These scenarios are just what you get when looking at this problem through the lens of Christian (more specifically, Catholic) theology and with the general poverty of knowledge that we have about the fundamental nature of our existence. We have no idea what lies in the Great Beyond. What about reincarnation? Does San Junipero disrupt the reincarnation cycle by effectively reducing the number of souls in circulation? Or for that matter, what about some other model for the afterlife that no human has imagined thus far?
But while our knowledge of life after death remains frustratingly limited, our digital capabilities keep increasing. Computers have passed the Turing test, meaning it’s now possible for AI chatbots to effectively impersonate humans. Social media and the internet may be fundamentally rewiring our brains and how we process information. Augmented and virtual reality may soon render moot the question of what’s “real” versus what’s an artificial external stimulus. Technology is challenging the very fundamentals of what it means to be alive (which is what Black Mirror is all about). So it’s no surprise that technology can someday challenge the very fundamentals of what it means to be dead.
Great piece, Mark! One thing I think is useful to note about the episode is how it conflates “virtual reality” with “uploading consciousness”. The former is pretty straightforward, and although getting a completely convincing VR experience may be hugely challenging, at least we understand how that might happen. “Consciousness uploading” is a radically different problem, vastly harder, and one that raises all the issues you do, plus a ton others. (For example, if I can upload my consciousness to a single server, why can’t I upload to a bunch of different servers, and have multiple versions of “me” living in various virtual worlds? What would the notion of personal identity even mean any more?).
I think your Scenario 2 is terrible nightmare fuel: “If everyone’s consciousness terminates when they die, then the promise of eternal life in San Junipero is a massive lie.” As I see it, the real problem is not only could this be the situation, but we could never know it is a lie, including the people who actually made San Junipero (in this sense, the word “lie” may be inappropriate). This is the heart of the philosophical zombie problem — there is no way to distinguish one from someone with subjective experience. And thus there is no way for TCKER to know their system “actually” works.
Somehow that makes your Scenario 2 all the more horrifying, in that all this effort is put into providing an afterlife for humanity, but it may be that, despite appearances, it is just a puppet show, and no one is ever able to find that out. I know a lot of people have suggested that “San Junipero” is an uncharacteristically optimistic episode for Black Mirror, but the thought of mindless digital avatars of Yorkie and Kelly going through virtual animatronic lives forever is profoundly bleak and horrifying to me.

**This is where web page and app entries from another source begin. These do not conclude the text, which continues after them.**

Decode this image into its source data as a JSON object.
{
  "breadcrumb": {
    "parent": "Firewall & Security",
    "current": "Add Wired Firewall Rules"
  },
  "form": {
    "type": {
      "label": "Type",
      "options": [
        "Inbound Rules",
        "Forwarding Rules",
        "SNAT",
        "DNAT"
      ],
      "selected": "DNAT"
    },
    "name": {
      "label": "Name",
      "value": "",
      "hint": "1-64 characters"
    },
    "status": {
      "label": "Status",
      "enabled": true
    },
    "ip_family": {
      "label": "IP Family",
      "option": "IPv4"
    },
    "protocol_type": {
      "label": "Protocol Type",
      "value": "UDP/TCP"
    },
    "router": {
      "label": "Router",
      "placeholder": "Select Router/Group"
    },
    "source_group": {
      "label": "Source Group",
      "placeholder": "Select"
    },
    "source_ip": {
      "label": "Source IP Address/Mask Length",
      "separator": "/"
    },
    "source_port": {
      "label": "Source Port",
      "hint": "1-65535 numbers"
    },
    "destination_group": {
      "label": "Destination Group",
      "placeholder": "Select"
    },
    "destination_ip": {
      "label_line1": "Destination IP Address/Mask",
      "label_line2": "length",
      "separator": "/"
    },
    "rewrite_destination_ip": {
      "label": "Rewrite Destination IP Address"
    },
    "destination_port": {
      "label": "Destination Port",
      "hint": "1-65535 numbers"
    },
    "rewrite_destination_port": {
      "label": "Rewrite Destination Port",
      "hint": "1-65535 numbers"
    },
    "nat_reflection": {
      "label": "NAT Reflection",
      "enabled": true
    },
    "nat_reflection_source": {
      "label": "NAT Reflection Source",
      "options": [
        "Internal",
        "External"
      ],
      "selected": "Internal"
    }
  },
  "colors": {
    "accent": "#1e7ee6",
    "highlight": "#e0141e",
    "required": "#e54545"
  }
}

Good points. Across all scenarios, TCKR Systems is putting out an unverifiable claim that you remain self-aware after you’ve passed on.
The soundtrack is key to the interpretation that self-consciousness does in fact survive in San Junipero. I’m trying to think of a different song from the same era that would telegraph a darker, or at least a more ambiguous, ending.
“Dead or Alive” by Bon Jovi has the right keywords, but is of course thematically off base.
“Dancin’ in the Dark” by Bruce Springsteen is closer but not quite there.
“Dead Man’s Party” by Oingo Boingo is thematically on point, but a little too obscure:
This might be a winner: “I Just Died In Your Arms Tonight” by Cutting Crew:
I love your song suggestions, and Cutting Crew does indeed have the requisite cheesiness and one-hit-wonder-ness for the era.
But I don’t think that episode writer Charley Brooker intends, or even considered the possibility, of any downer interpretation of the material. I think he wants us to take it at face value that Yorkie’s and Kelly’s consciousness do indeed live on forever together in San Junipero. I don’t believe that Brooker really entertained the darker options you put forward, and certainly not the bleakest one (Scenario 2). I think philosophical zombies is likely a far too complex topic for any TV show to canvas well.